So it is perhaps no surprise that the Bible was a source of inspiration and wisdom for the early founders of the United States. The Pilgrims who were settling what would become New England in the early 1600s saw their own story as a virtual recreation of the biblical exodus narrative. England, in their eyes, was Egypt. The King of England was their Pharaoh, and the Atlantic Ocean was their Reed Sea. Last, but certainly not least in their eyes, America was the land of Israel, the Promised Land where they would be free from oppression, and would make a new life under God’s watchful eyes.
Of course the founding fathers also looked to the Hebrew Bible for inspiration. The Bible’s inherent district of the monarchy spoke to them as they struggled against the England and its tyrannical king. It is no small coincidence that so many early symbols from the Colonies and later the United States came directly from Tanach – the Yale, Dartmouth, and Columbia seals all have images and/or words that come from the Hebrew Bible. The inscription on the Liberty Bell is a direct quotation from Leviticus chapter 25, verse 10. And perhaps most interesting of all, the very first design for the official seal of the United States of America, recommended by no less than Thomas Jefferson, John Adams, and Benjamin Franklin, depicted an image of the Israelites crossing the Reed Sea. As with the Pilgrims before them, the founding fathers saw in their own struggle against England and its monarchy a reflection of the ancient Israelite story of freedom that will still tell each year on Passover.
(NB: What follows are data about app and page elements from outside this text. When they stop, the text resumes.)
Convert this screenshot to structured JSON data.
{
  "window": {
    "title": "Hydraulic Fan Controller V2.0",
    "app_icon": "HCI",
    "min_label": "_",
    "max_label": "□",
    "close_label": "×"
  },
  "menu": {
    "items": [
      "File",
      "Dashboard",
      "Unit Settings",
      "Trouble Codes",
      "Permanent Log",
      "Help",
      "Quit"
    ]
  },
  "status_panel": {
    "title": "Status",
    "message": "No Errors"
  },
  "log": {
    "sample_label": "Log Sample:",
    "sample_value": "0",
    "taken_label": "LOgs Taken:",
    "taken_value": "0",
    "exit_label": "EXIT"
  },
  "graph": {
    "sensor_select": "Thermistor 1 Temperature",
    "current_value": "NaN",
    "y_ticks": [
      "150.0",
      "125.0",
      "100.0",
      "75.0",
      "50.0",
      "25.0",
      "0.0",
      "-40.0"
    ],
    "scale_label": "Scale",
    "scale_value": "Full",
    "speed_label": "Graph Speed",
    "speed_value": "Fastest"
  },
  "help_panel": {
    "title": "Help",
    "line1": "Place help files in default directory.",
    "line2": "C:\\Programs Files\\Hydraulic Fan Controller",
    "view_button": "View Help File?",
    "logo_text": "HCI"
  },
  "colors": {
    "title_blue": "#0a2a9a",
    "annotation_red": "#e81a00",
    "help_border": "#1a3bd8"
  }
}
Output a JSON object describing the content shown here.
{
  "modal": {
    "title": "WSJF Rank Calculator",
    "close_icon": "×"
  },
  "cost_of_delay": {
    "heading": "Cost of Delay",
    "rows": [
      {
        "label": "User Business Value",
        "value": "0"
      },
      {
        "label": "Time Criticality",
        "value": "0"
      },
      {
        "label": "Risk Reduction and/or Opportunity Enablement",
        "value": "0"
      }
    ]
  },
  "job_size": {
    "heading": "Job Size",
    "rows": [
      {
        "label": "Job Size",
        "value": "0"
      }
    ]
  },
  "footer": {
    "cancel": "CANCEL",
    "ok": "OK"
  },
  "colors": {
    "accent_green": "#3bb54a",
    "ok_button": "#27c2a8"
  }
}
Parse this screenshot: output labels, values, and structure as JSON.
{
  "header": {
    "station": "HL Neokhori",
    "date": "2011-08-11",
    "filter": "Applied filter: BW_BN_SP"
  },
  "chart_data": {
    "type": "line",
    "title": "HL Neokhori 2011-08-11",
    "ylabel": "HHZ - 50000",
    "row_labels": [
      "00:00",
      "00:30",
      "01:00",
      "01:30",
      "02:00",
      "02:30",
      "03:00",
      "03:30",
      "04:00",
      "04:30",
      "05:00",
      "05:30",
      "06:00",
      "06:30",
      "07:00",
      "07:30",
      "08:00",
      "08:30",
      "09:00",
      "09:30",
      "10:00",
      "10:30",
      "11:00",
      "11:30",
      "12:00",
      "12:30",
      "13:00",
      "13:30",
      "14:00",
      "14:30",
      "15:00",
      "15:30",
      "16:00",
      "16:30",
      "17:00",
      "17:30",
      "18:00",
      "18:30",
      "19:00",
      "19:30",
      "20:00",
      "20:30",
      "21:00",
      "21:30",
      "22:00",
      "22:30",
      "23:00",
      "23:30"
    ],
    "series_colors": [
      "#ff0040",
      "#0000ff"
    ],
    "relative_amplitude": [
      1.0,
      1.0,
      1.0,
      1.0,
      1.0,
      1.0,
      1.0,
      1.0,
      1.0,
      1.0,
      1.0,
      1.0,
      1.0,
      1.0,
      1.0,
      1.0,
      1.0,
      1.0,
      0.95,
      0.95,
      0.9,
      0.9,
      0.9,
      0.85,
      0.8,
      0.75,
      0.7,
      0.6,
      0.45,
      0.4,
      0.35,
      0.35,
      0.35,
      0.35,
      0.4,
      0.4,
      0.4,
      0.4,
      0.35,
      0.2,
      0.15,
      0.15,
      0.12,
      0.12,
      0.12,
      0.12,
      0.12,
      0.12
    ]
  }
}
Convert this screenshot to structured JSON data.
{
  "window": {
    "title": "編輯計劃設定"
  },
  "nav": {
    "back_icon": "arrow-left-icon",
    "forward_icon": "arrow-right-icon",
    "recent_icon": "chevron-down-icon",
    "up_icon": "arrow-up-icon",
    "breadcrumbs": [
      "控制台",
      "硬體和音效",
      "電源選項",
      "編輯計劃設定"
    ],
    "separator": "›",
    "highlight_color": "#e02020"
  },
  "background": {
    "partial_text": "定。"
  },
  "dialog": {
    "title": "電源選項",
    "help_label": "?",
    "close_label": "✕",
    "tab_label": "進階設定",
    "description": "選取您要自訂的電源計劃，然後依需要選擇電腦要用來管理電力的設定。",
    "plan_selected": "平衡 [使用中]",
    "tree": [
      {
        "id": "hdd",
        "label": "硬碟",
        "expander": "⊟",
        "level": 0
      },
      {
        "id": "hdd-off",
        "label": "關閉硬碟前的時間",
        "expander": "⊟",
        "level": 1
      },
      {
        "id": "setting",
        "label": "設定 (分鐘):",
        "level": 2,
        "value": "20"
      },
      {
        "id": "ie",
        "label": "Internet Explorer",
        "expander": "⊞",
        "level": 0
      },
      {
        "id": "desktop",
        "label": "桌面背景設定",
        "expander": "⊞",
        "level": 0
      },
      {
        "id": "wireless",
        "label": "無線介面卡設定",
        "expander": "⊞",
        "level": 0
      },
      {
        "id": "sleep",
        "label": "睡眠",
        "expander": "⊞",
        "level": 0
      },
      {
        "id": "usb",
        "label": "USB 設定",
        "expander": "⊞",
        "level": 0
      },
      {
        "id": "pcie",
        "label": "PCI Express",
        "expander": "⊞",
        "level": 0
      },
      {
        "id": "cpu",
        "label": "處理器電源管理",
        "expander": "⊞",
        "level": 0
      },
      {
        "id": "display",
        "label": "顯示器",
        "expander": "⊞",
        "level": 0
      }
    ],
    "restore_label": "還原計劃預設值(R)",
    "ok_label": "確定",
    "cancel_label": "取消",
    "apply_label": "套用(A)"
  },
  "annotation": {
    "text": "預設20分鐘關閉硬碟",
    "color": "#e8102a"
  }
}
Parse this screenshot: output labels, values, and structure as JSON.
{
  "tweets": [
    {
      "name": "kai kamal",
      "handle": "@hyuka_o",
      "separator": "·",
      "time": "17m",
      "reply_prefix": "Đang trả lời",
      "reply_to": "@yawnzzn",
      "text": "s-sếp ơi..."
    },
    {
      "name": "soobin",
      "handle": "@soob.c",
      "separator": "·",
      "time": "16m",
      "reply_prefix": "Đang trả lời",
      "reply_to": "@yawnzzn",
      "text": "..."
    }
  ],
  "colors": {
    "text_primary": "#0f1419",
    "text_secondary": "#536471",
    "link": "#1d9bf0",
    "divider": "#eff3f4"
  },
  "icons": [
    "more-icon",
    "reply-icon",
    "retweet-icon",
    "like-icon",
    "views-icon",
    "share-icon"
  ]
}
Perhaps the thread that runs through all of this, the fundamental building block, is Judaism’s insight that all human beings are created in the image of God. If you believe that, then it also must follow that all human beings are equal, deserving equal treatment, equal rights, freedom, and having an equal say in their own destiny and the destiny of their community. A king has no place in that system of thought, where everyone counts, and everyone, ultimately, has a vote. That one simple yet profound idea was brought into the world by Moses, and many thousands of years later would help the founders of this country, on this day 239 years ago, to sign their names to a document containing this most memorable phrase: “We hold these truths to be self-evident, that all men are created equal, that they are endowed by their Creator with certain unalienable Rights, that among these are Life, Liberty and the pursuit of Happiness.”
may that be our destiny for many generations to come –